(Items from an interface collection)

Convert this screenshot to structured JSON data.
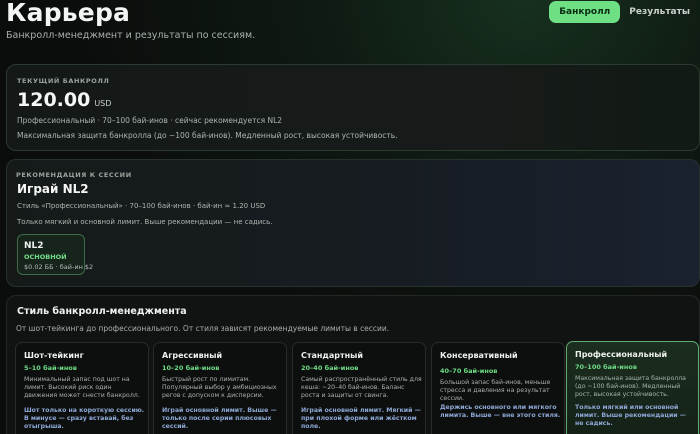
{
  "header": {
    "title": "Карьера",
    "subtitle": "Банкролл-менеджмент и результаты по сессиям.",
    "tabs": [
      {
        "label": "Банкролл",
        "active": true
      },
      {
        "label": "Результаты",
        "active": false
      }
    ]
  },
  "bankroll": {
    "eyebrow": "Текущий банкролл",
    "amount": "120.00",
    "currency": "USD",
    "line1": "Профессиональный · 70–100 бай-инов · сейчас рекомендуется NL2",
    "line2": "Максимальная защита банкролла (до ~100 бай-инов). Медленный рост, высокая устойчивость."
  },
  "recommendation": {
    "eyebrow": "Рекомендация к сессии",
    "heading": "Играй NL2",
    "line1": "Стиль «Профессиональный» · 70–100 бай-инов · бай-ин ≈ 1.20 USD",
    "line2": "Только мягкий и основной лимит. Выше рекомендации — не садись.",
    "limit": {
      "name": "NL2",
      "tag": "ОСНОВНОЙ",
      "blinds": "$0.02 ББ · бай-ин $2"
    }
  },
  "styles": {
    "title": "Стиль банкролл-менеджмента",
    "description": "От шот-тейкинга до профессионального. От стиля зависят рекомендуемые лимиты в сессии.",
    "items": [
      {
        "name": "Шот-тейкинг",
        "range": "5–10 бай-инов",
        "text": "Минимальный запас под шот на лимит. Высокий риск один движения может снести банкролл.",
        "advice": "Шот только на короткую сессию. В минусе — сразу вставай, без отыгрыша.",
        "selected": false
      },
      {
        "name": "Агрессивный",
        "range": "10–20 бай-инов",
        "text": "Быстрый рост по лимитам. Популярный выбор у амбициозных регов с допуском к дисперсии.",
        "advice": "Играй основной лимит. Выше — только после серии плюсовых сессий.",
        "selected": false
      },
      {
        "name": "Стандартный",
        "range": "20–40 бай-инов",
        "text": "Самый распространённый стиль для кеша: ~20–40 бай-инов. Баланс роста и защиты от свинга.",
        "advice": "Играй основной лимит. Мягкий — при плохой форме или жёстком поле.",
        "selected": false
      },
      {
        "name": "Консервативный",
        "range": "40–70 бай-инов",
        "text": "Большой запас бай-инов, меньше стресса и давления на результат сессии.",
        "advice": "Держись основного или мягкого лимита. Выше — вне этого стиля.",
        "selected": false
      },
      {
        "name": "Профессиональный",
        "range": "70–100 бай-инов",
        "text": "Максимальная защита банкролла (до ~100 бай-инов). Медленный рост, высокая устойчивость.",
        "advice": "Только мягкий или основной лимит. Выше рекомендации — не садись.",
        "selected": true
      }
    ]
  },
  "colors": {
    "accent": "#6ee083",
    "advice": "#8fa9d8",
    "background": "#0b0d0c"
  }
}
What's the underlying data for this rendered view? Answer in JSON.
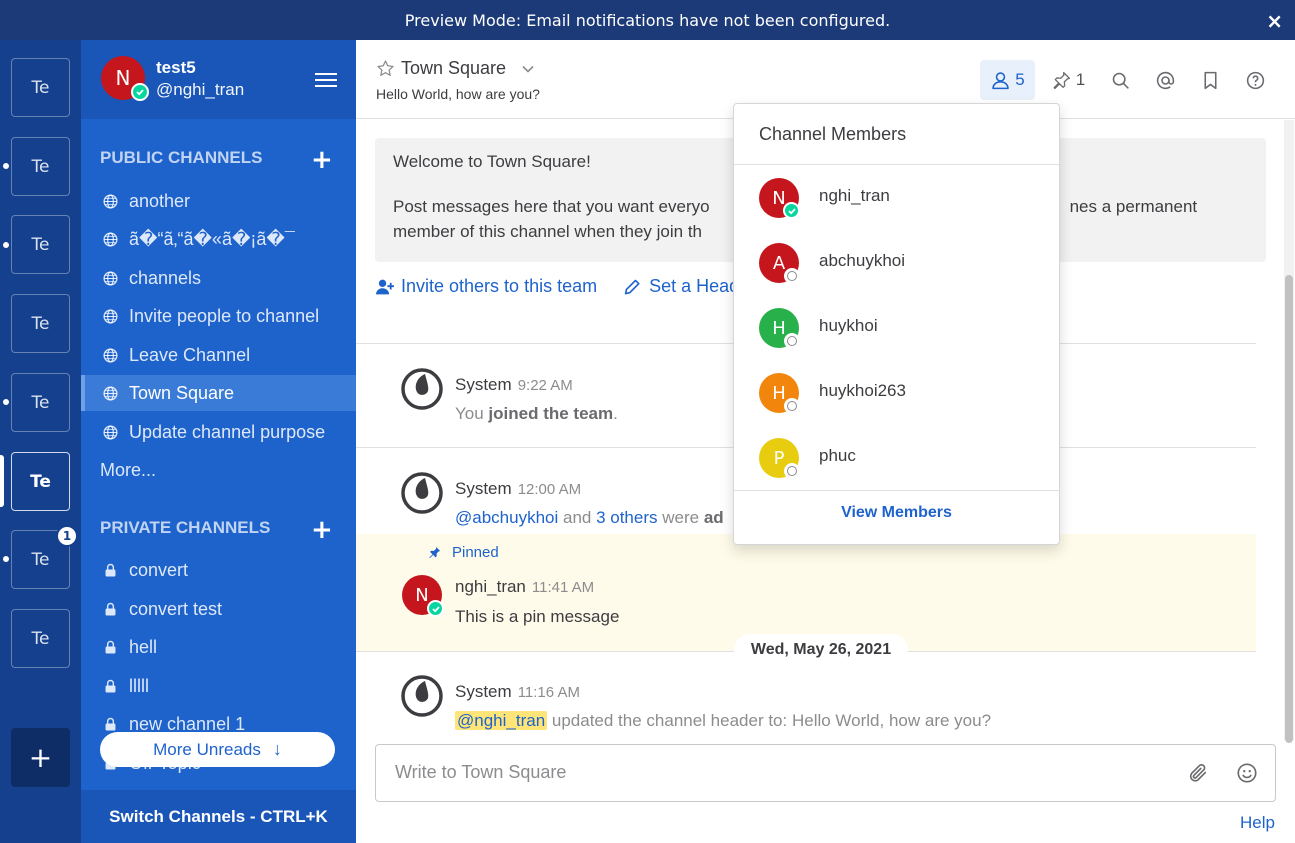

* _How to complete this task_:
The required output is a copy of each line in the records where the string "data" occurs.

* _Response for this exercise_:
Convert this screenshot to structured JSON data.
What's the underlying data for this rendered view? Answer in JSON.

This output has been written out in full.